Now, let’s consider the case of flu. As viruses change continuously and evolve over time, it is difficult to find a vaccine to combat all possible circulating types of the disease. Thus, one or more strains of the virus have to be chosen when formulating the vaccine and its effectiveness will closely depend on which virus will be dominant during the next flu season. If the selected strains will somehow resemble the circulating viruses the effectiveness will be high.
This is where data Science and Analytics come into play. Predicting the future evolution of viruses is the current goal of scientists, as it would make the task of selecting the right vaccine much easier. Some algorithms used to perform phylogenetic analyses (i.e. understand the evolution of a genetically related group of organisms studying their protein or gene evolution) and to try to anticipate viruses’ behavior are non-negative least squares, maximum likelihood trees or scoring methods.
In the future, should this approach result effective, it could be extended also other fields, like cancer cell evolution and to combat pathogen resistance to drugs.

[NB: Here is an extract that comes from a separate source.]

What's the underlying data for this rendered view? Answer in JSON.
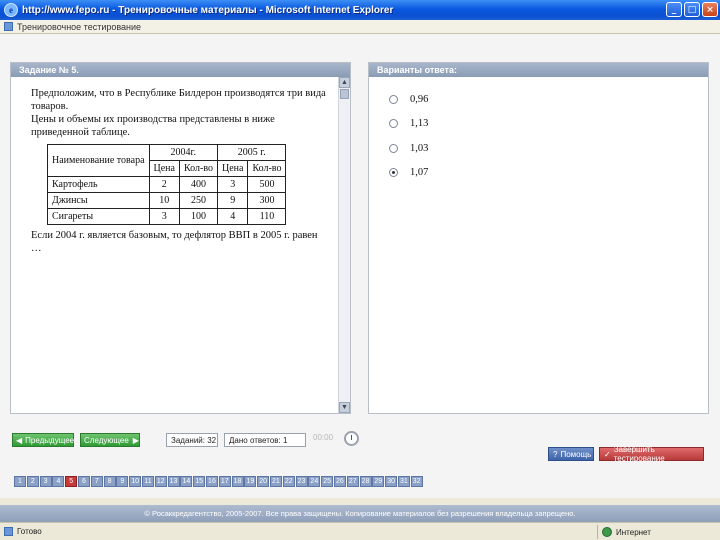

Even sport can’t escape the impact of Advanced Analytics. As sporting organization can leverage huge amounts of data, Machine Learning is used in order to improve decision both on and off the field, from selling more tickets, to increase athlete’s performance, as well as to reduce players injuries and guess which youth player has the potential to be the star Messi or Ronaldo.
As far as on the field activities are concerned, an example is surely Liverpool FC, whose research division takes this approach to a great extent through a concept labelled pitch control. By leveraging on data, they are able to split the pitch in areas where players are much more likely to get to before the opponent team, and therefore Liverpool players are advised to pass the ball in those areas, rather than in those controlled by the rival players. In such way, they can also estimate the probability of scoring depending on the action.
NBA as well is heavily leveraging on data analytics with full-time staff departments in order to support coaches and tacticians in their training. The Golden State Warriors for example, which are among the dominant teams in the last seasons, has one of the NBA’s most effective analytics unit.
However, the massive resort to Data Analytics is triggering some aversion by fans, as data analysts are accused of disregarding the emotional level of the game, risking giving up spontaneity and fun, limiting players’ freedom of self-expression on the field.
The examples outlined above are just a tiny portion of the entire universe of application of Advanced Analytics and Data Science. The potential for other applications is in fact huge. Currently, they range for instance from Energy Exploration, to Neuroscience, or from Computational Physics to Space Weather prediction.
Mosavi, Amir & Ozturk, Pinar. (2018). Flood Prediction Using Machine Learning Models: Literature Review. Water. 10. 1536. 10.3390/w10111536.
(banner image taken from “The Day after Tomorrow” movie)